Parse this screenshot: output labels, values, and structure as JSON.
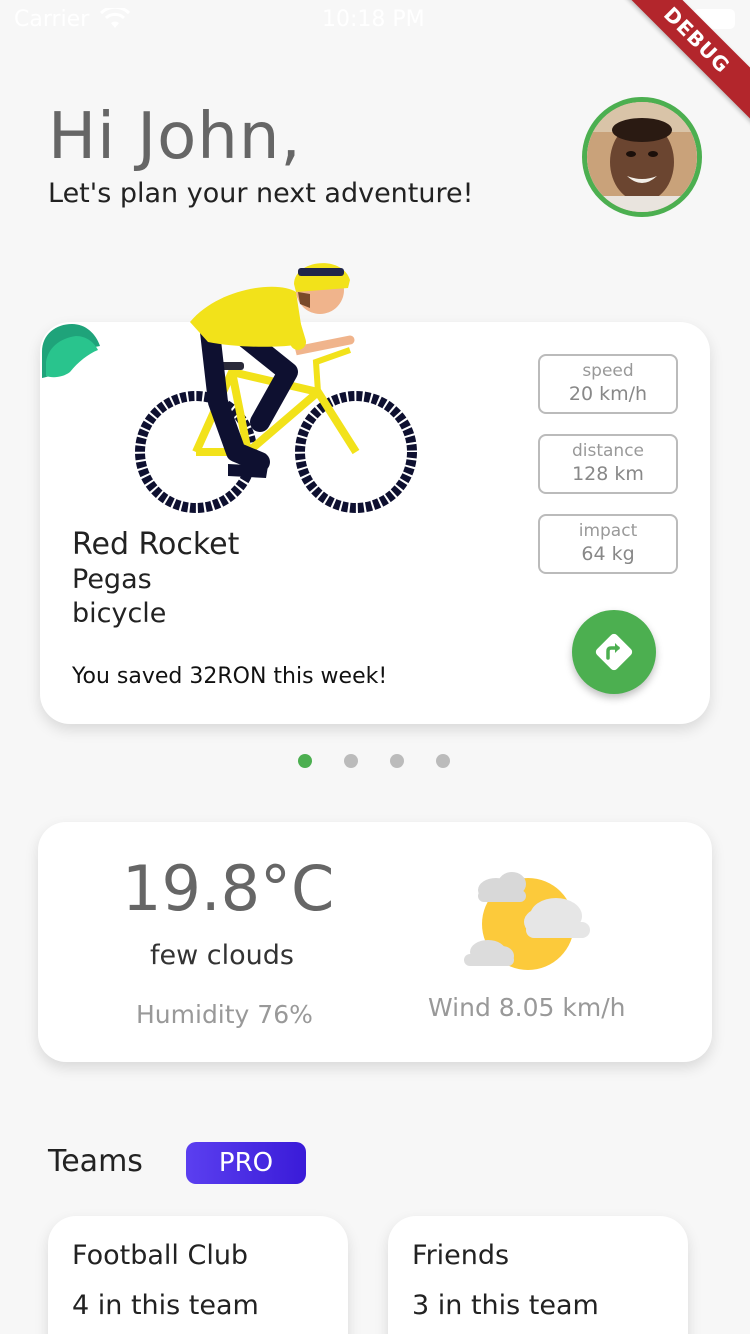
{
  "status_bar": {
    "carrier": "Carrier",
    "time": "10:18 PM"
  },
  "debug_banner": "DEBUG",
  "header": {
    "greeting": "Hi John,",
    "subtitle": "Let's plan your next adventure!"
  },
  "vehicle": {
    "name": "Red Rocket",
    "brand": "Pegas",
    "type": "bicycle",
    "saved_text": "You saved 32RON this week!",
    "stats": [
      {
        "label": "speed",
        "value": "20 km/h"
      },
      {
        "label": "distance",
        "value": "128 km"
      },
      {
        "label": "impact",
        "value": "64 kg"
      }
    ]
  },
  "carousel": {
    "total": 4,
    "active_index": 0,
    "active_color": "#4caf50",
    "inactive_color": "#bbbbbb"
  },
  "weather": {
    "temperature": "19.8°C",
    "condition": "few clouds",
    "humidity": "Humidity 76%",
    "wind": "Wind 8.05 km/h"
  },
  "teams": {
    "title": "Teams",
    "badge": "PRO",
    "items": [
      {
        "name": "Football Club",
        "count": "4 in this team"
      },
      {
        "name": "Friends",
        "count": "3 in this team"
      }
    ]
  },
  "colors": {
    "accent": "#4caf50",
    "pro_badge": "#4a2ee6",
    "background": "#f7f7f7"
  },
  "icons": {
    "wifi": "wifi-icon",
    "battery": "battery-icon",
    "directions": "directions-icon",
    "weather": "partly-cloudy-icon",
    "leaf": "leaf-icon"
  }
}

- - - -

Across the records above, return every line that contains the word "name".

__Task solution__:
    "name": "Red Rocket",
        "name": "Football Club",
        "name": "Friends",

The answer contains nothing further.